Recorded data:
◆ ◆ ◆ ◆ ◆
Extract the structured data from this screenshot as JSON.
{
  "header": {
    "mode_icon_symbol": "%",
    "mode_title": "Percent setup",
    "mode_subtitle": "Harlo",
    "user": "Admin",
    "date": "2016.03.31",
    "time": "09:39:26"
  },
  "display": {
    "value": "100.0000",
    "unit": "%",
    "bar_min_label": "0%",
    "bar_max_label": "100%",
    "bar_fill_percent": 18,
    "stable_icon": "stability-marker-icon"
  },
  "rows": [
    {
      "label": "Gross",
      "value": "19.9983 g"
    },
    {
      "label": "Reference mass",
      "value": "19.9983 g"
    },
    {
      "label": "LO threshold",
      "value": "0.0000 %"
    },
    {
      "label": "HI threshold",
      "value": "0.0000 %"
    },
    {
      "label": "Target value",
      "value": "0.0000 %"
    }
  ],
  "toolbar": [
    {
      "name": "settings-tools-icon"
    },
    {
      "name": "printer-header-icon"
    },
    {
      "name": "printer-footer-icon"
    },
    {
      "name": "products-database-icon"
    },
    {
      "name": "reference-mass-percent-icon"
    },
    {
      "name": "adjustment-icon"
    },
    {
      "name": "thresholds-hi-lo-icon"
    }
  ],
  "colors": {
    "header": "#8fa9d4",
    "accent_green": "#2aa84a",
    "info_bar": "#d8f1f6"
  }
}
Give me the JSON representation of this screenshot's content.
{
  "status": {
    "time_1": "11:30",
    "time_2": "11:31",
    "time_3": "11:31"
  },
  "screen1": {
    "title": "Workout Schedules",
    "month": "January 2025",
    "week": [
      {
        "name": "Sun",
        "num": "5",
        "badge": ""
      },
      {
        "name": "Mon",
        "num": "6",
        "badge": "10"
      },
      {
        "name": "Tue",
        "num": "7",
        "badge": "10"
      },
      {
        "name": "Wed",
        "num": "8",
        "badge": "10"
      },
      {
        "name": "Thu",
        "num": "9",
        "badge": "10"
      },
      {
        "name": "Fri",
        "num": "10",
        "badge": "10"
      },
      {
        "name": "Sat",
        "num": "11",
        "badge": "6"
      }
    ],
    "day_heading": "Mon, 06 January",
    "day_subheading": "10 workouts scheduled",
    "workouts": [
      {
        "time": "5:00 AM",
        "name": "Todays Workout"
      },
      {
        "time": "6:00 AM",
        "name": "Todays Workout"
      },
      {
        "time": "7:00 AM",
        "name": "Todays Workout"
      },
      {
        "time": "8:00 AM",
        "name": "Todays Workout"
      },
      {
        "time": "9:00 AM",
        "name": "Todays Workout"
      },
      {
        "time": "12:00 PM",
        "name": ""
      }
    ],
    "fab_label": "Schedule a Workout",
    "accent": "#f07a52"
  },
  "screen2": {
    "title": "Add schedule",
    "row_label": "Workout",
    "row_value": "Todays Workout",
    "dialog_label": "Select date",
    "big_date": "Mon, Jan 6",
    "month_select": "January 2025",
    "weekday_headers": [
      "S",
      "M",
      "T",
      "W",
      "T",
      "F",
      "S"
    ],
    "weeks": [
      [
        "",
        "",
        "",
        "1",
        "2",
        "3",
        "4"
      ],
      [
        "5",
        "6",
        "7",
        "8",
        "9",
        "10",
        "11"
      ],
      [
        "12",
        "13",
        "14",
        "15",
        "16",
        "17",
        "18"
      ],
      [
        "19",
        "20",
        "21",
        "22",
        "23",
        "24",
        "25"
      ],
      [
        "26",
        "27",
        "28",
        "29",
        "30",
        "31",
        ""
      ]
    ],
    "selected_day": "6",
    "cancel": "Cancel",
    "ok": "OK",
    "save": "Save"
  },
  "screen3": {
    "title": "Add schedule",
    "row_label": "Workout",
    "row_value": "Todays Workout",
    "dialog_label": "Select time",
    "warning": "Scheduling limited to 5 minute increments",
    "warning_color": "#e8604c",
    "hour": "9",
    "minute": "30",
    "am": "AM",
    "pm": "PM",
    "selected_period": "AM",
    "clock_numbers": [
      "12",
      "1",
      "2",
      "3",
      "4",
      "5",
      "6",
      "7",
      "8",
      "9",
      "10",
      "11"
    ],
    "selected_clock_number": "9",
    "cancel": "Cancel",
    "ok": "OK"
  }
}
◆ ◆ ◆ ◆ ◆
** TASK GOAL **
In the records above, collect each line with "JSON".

** RESPONSE TO THIS TASK **
Extract the structured data from this screenshot as JSON.
Give me the JSON representation of this screenshot's content.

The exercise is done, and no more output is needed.